“My life certainly has been in the clothing industry,” he said. “I’ve reinvented myself.”

As for now, his goal is to be readily available to help people navigate the admittedly confusing, and even intimidating, fashion world. By operating out of his Windsor home and spending life on the road, he’s cutting down costs and working to start his business in the black.

Moreover, by maintaining a blog and updated website,, he has plans to include a web-based store that can expand beyond the borders of Colorado.

After all, he maintains, there’s still an emerging market of young men and business professionals looking to suit up.

“We firmly believe that all of the dressing down went way too far,” he says. “How you where that shirt, how your shoes are polished, whether you put on a nice pair of pants — that’s what we can educate people about.”

Matching: What should match and what doesn’t matter

When coordinating an outfit it is important to consider matching certain items, or at least be aware of what color combinations you happen to be using.  In fashion, there are few golden rules and sometimes good common sense will help you prevail.  Traditional dressers over the years would probably tell us that socks should match trousers, shoes match the belt, etc.  Today we see wardrobes that are put together with obvious thought and many with none at all!  Do understand that people around you are aware of the time and effort that you put into your clothing and appearance.  The following matching and coordinating tips I propose for discussion.


  • Match socks to trousers.  This does not mean that your sock color has to match the trouser perfectly, but try to bring in as much of the trouser color as possible.  Pattern socks with a contrast color background that have the trouser color in the print or design of the sock works too.  Patterns in socks like polka-dots, argyles, foulards, stripes, and other abstract designs are all fun accents that help create your own style and fashion taste.  Just use good sense if you have an important mission that day.


  • Match belt to shoes.  In men’s fashion it is important to coordinate your belt and shoe color as close as possible.  Never wear a black belt with a brown or tan shoe and the reverse would also apply.  Belts on occasion will have more than one primary color that may pick up the shoe color.  Sometimes introducing this contrast accent is a nice touch to a wardrobe.  It is fine to be creative in your combinations, but do realize that others will notice a stark contrast in colors.
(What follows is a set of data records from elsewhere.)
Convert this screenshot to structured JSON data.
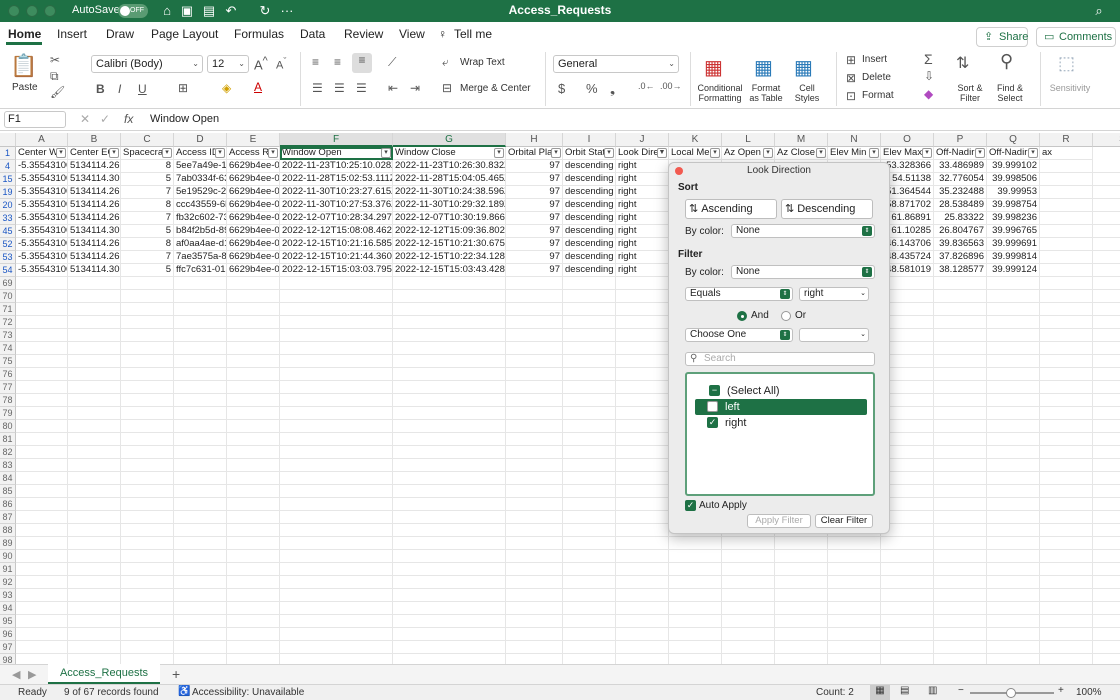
{
  "titlebar": {
    "autosave_label": "AutoSave",
    "autosave_state": "OFF",
    "doc_title": "Access_Requests"
  },
  "tabs": [
    "Home",
    "Insert",
    "Draw",
    "Page Layout",
    "Formulas",
    "Data",
    "Review",
    "View"
  ],
  "tell_me": "Tell me",
  "share_label": "Share",
  "comments_label": "Comments",
  "ribbon": {
    "paste": "Paste",
    "font_name": "Calibri (Body)",
    "font_size": "12",
    "wrap_text": "Wrap Text",
    "merge_center": "Merge & Center",
    "number_format": "General",
    "conditional_formatting": [
      "Conditional",
      "Formatting"
    ],
    "format_as_table": [
      "Format",
      "as Table"
    ],
    "cell_styles": [
      "Cell",
      "Styles"
    ],
    "insert": "Insert",
    "delete": "Delete",
    "format": "Format",
    "sort_filter": [
      "Sort &",
      "Filter"
    ],
    "find_select": [
      "Find &",
      "Select"
    ],
    "sensitivity": "Sensitivity"
  },
  "formula_bar": {
    "name_box": "F1",
    "fx": "fx",
    "content": "Window Open"
  },
  "columns": [
    "A",
    "B",
    "C",
    "D",
    "E",
    "F",
    "G",
    "H",
    "I",
    "J",
    "K",
    "L",
    "M",
    "N",
    "O",
    "P",
    "Q",
    "R",
    "S"
  ],
  "headers": [
    "Center W",
    "Center EC",
    "Spacecraf",
    "Access ID",
    "Access Re",
    "Window Open",
    "Window Close",
    "Orbital Pla",
    "Orbit Stat",
    "Look Direc",
    "Local Me",
    "Az Open",
    "Az Close",
    "Elev Min",
    "Elev Max",
    "Off-Nadir",
    "Off-Nadir",
    "ax"
  ],
  "rows": [
    {
      "row": "4",
      "cells": [
        "-5.35543100",
        "5134114.267",
        "8",
        "5ee7a49e-17",
        "6629b4ee-02",
        "2022-11-23T10:25:10.028Z",
        "2022-11-23T10:26:30.832Z",
        "97",
        "descending",
        "right",
        "",
        "",
        "",
        "",
        "53.328366",
        "33.486989",
        "39.999102"
      ]
    },
    {
      "row": "15",
      "cells": [
        "-5.35543100",
        "5134114.307",
        "5",
        "7ab0334f-63",
        "6629b4ee-02",
        "2022-11-28T15:02:53.111Z",
        "2022-11-28T15:04:05.465Z",
        "97",
        "descending",
        "right",
        "",
        "",
        "",
        "",
        "54.51138",
        "32.776054",
        "39.998506"
      ]
    },
    {
      "row": "19",
      "cells": [
        "-5.35543100",
        "5134114.266",
        "7",
        "5e19529c-2e",
        "6629b4ee-02",
        "2022-11-30T10:23:27.615Z",
        "2022-11-30T10:24:38.596Z",
        "97",
        "descending",
        "right",
        "",
        "",
        "",
        "",
        "51.364544",
        "35.232488",
        "39.99953"
      ]
    },
    {
      "row": "20",
      "cells": [
        "-5.35543100",
        "5134114.267",
        "8",
        "ccc43559-6b",
        "6629b4ee-02",
        "2022-11-30T10:27:53.376Z",
        "2022-11-30T10:29:32.189Z",
        "97",
        "descending",
        "right",
        "",
        "",
        "",
        "",
        "58.871702",
        "28.538489",
        "39.998754"
      ]
    },
    {
      "row": "33",
      "cells": [
        "-5.35543100",
        "5134114.266",
        "7",
        "fb32c602-73",
        "6629b4ee-02",
        "2022-12-07T10:28:34.297Z",
        "2022-12-07T10:30:19.866Z",
        "97",
        "descending",
        "right",
        "",
        "",
        "",
        "",
        "61.86891",
        "25.83322",
        "39.998236"
      ]
    },
    {
      "row": "45",
      "cells": [
        "-5.35543100",
        "5134114.307",
        "5",
        "b84f2b5d-89",
        "6629b4ee-02",
        "2022-12-12T15:08:08.462Z",
        "2022-12-12T15:09:36.802Z",
        "97",
        "descending",
        "right",
        "",
        "",
        "",
        "",
        "61.10285",
        "26.804767",
        "39.996765"
      ]
    },
    {
      "row": "52",
      "cells": [
        "-5.35543100",
        "5134114.267",
        "8",
        "af0aa4ae-d1",
        "6629b4ee-02",
        "2022-12-15T10:21:16.585Z",
        "2022-12-15T10:21:30.675Z",
        "97",
        "descending",
        "right",
        "",
        "",
        "",
        "",
        "46.143706",
        "39.836563",
        "39.999691"
      ]
    },
    {
      "row": "53",
      "cells": [
        "-5.35543100",
        "5134114.266",
        "7",
        "7ae3575a-84",
        "6629b4ee-02",
        "2022-12-15T10:21:44.360Z",
        "2022-12-15T10:22:34.128Z",
        "97",
        "descending",
        "right",
        "",
        "",
        "",
        "",
        "48.435724",
        "37.826896",
        "39.999814"
      ]
    },
    {
      "row": "54",
      "cells": [
        "-5.35543100",
        "5134114.307",
        "5",
        "ffc7c631-01",
        "6629b4ee-02",
        "2022-12-15T15:03:03.795Z",
        "2022-12-15T15:03:43.428Z",
        "97",
        "descending",
        "right",
        "",
        "",
        "",
        "",
        "48.581019",
        "38.128577",
        "39.999124"
      ]
    }
  ],
  "empty_rows": [
    "69",
    "70",
    "71",
    "72",
    "73",
    "74",
    "75",
    "76",
    "77",
    "78",
    "79",
    "80",
    "81",
    "82",
    "83",
    "84",
    "85",
    "86",
    "87",
    "88",
    "89",
    "90",
    "91",
    "92",
    "93",
    "94",
    "95",
    "96",
    "97",
    "98"
  ],
  "popup": {
    "title": "Look Direction",
    "sort_label": "Sort",
    "ascending": "Ascending",
    "descending": "Descending",
    "by_color": "By color:",
    "sort_color_value": "None",
    "filter_label": "Filter",
    "filter_color_value": "None",
    "condition1": "Equals",
    "value1": "right",
    "and_label": "And",
    "or_label": "Or",
    "condition2": "Choose One",
    "value2": "",
    "search_placeholder": "Search",
    "items": [
      {
        "label": "(Select All)",
        "state": "mixed"
      },
      {
        "label": "left",
        "state": "unchecked"
      },
      {
        "label": "right",
        "state": "checked"
      }
    ],
    "auto_apply": "Auto Apply",
    "apply_filter": "Apply Filter",
    "clear_filter": "Clear Filter"
  },
  "sheet_tab": "Access_Requests",
  "status": {
    "ready": "Ready",
    "records": "9 of 67 records found",
    "accessibility": "Accessibility: Unavailable",
    "count": "Count: 2",
    "zoom": "100%"
  },
  "colors": {
    "accent": "#1e7145",
    "row_blue": "#1a56c4"
  }
}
  • Match tie to “?”.  Each one of us will have an opinion on this one.  Some may say that your neckwear should match the suit or blazer, while others may think the tie should coordinate well to your shirt, pocket square, socks, etc.  The fact is that some combination of all of the above will probably be successful.  I am a believer of adding some color to that necktie so often you will not be matching anything, but just accenting your outfit with some tasteful contrast.  However, the neckwear you chose can have multiple colors that may match the color of the suit, shirt, pocket square, socks….and it goes on and on!  Be creative and have fun developing your personal wardrobe!